-- Opening Marker --

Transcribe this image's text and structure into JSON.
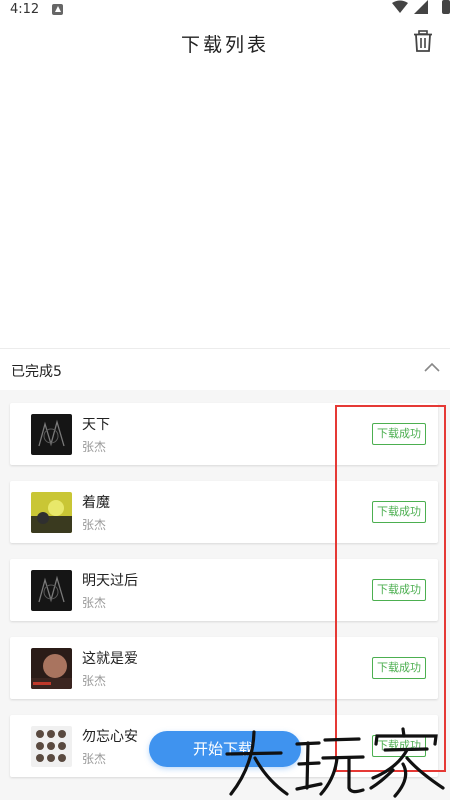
{
  "status_bar": {
    "time": "4:12",
    "icons": [
      "notification-icon",
      "wifi-icon",
      "signal-icon",
      "battery-icon"
    ]
  },
  "header": {
    "title": "下载列表",
    "action_icon": "trash-icon"
  },
  "section": {
    "label": "已完成",
    "count": "5",
    "toggle_icon": "chevron-up-icon"
  },
  "items": [
    {
      "title": "天下",
      "artist": "张杰",
      "status": "下载成功"
    },
    {
      "title": "着魔",
      "artist": "张杰",
      "status": "下载成功"
    },
    {
      "title": "明天过后",
      "artist": "张杰",
      "status": "下载成功"
    },
    {
      "title": "这就是爱",
      "artist": "张杰",
      "status": "下载成功"
    },
    {
      "title": "勿忘心安",
      "artist": "张杰",
      "status": "下载成功"
    }
  ],
  "primary_button": {
    "label": "开始下载"
  },
  "colors": {
    "accent": "#3f93ef",
    "success": "#4caf50",
    "highlight": "#e53935"
  },
  "watermark": {
    "text": "大玩家"
  }
}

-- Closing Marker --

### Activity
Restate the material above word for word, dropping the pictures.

### Response below
Transcribe this image's text and structure into JSON.
{
  "status_bar": {
    "time": "4:12",
    "icons": [
      "notification-icon",
      "wifi-icon",
      "signal-icon",
      "battery-icon"
    ]
  },
  "header": {
    "title": "下载列表",
    "action_icon": "trash-icon"
  },
  "section": {
    "label": "已完成",
    "count": "5",
    "toggle_icon": "chevron-up-icon"
  },
  "items": [
    {
      "title": "天下",
      "artist": "张杰",
      "status": "下载成功"
    },
    {
      "title": "着魔",
      "artist": "张杰",
      "status": "下载成功"
    },
    {
      "title": "明天过后",
      "artist": "张杰",
      "status": "下载成功"
    },
    {
      "title": "这就是爱",
      "artist": "张杰",
      "status": "下载成功"
    },
    {
      "title": "勿忘心安",
      "artist": "张杰",
      "status": "下载成功"
    }
  ],
  "primary_button": {
    "label": "开始下载"
  },
  "colors": {
    "accent": "#3f93ef",
    "success": "#4caf50",
    "highlight": "#e53935"
  },
  "watermark": {
    "text": "大玩家"
  }
}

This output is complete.